According to industry sources, 12.6% of the very large crude carrier (VLCC) fleet is now above 20 years of age, as the orderbook stands at 1.8% of the current fleet. 14.1% of the Suezmax fleet has passed the 20-year age mark and the current orderbook stands at 3%. The LR2 fleet age profile is less pronounced, but 4.5% of the fleet has passed 20 years of age. However, for a product-carrying vessel the 15-year age mark is equally interesting and 22.8% of the fleet is passing this threshold in 2023, whilst the orderbook equates to 13.2% of the existing fleet.

Frontline’s ammonia-ready VLCCs

Frontline has been working on the rejuvenation of its fleet investing in vessel acquisitions, newbuildings and retrofits which can be powered by low or zero-carbon fuel solutions.

Frontline now has six ammonia-ready VLCC newbuildings in its fleet. Namely, in January this year Frontline’s two remaining ammonia-ready VLCC newbuildings, Front Orkla and Front Tyne, were delivered, completing the company’s newbuilding program.

Related Article

The company’s fleet consists of 91% eco vessels and has an average age of six years, making it one of the youngest energy-efficient fleets in the industry. Frontline’s fleet was able to maintain its emission intensity in 2022 and outperformed the IMO and Poseidon Principles emission trajectories by 16.3% and 13.6%, as disclosed in the company’s ESG report for 2022.

War of words with International Seaways

Meanwhile, Frontline’s director and shipping tycoon John Fredriksen has gotten entangled in a row with another tanker company, this time it is International Seaways.

Following a protracted drama over the failed merger with Euronav which resulted in the departure of Euronav’s CEO Huge de Stoop, Fredriksen’s Famatown expressed ‘frustration’ with the board of International Seaways over its refusal to ‘meaningfully engage’ with Seatankers Group on the ‘shareholder value-creation’.

Seatankers, the holding company led by Fredriksen, has acquired a 16.6 percent stake in International Seaways and has proposed a strategic alliance, emphasizing its access to capital and success in timing market cycles, saying it would benefit both companies.
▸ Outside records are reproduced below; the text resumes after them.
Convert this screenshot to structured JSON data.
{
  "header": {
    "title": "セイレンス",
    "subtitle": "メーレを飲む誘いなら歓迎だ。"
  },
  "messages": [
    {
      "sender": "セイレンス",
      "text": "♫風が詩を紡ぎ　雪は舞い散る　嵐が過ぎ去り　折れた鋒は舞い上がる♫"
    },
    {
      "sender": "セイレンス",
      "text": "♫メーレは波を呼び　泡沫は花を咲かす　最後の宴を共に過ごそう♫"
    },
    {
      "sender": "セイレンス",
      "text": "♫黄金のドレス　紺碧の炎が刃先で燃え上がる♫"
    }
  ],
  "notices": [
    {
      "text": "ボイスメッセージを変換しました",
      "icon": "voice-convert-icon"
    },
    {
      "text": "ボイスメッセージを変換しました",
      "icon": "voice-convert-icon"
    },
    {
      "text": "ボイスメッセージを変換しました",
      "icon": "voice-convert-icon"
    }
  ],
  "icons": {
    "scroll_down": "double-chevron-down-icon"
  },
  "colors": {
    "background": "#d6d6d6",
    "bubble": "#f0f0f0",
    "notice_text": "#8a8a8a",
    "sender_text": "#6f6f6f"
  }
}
However, International Seaways has not been on board with the idea and has shown ‘a remarkable level of resistance in discussing future Seatankers’ representation on the board’.

The letter attributed the ‘status quo‘ to ‘various governance shortcomings of the board’ adding it required ‘reform and refreshment‘.

As a result, Seatankers said it would vote against the re-election of two incumbent directors and against ratifying the company’s ‘poison pill’.

In January 2023, International Seaways proposed to extend its ‘poison pill’ for three more years, which is basically a shareholder rights plan to block a possible takeover attempt.

In a response to the open letter, INSW said the claims in the letter were misleading, stressing that Seatankers was targeting two of the three women on the company’s board, each of whom brings significant industry experience and expertise.

This includes the company’s Chief Executive Officer Lois K. Zabrocky, who has been a director of INSW since May 24, 2018.

INWS said that Zabrocky has been instrumental in driving the successful execution of the company’s strategy, including the merger with Diamond S, which has increased the company’s fleet with 60 additional vessels and pushed daily earnings of approximately 220% over the last twelve months, outperforming other market peers.

Related Article

INSW highlighted its strong performance, including a transformational merger, balance sheet recapitalization, and capital returns urging shareholders to vote “FOR” all of the election of director nominees and ratification of the shareholder rights plan, which serves as a ‘protective measure against abusive takeover tactics and aims to safeguard shareholder value’.

The voting is scheduled to take place at the upcoming Annual Meeting on June 6, 2023.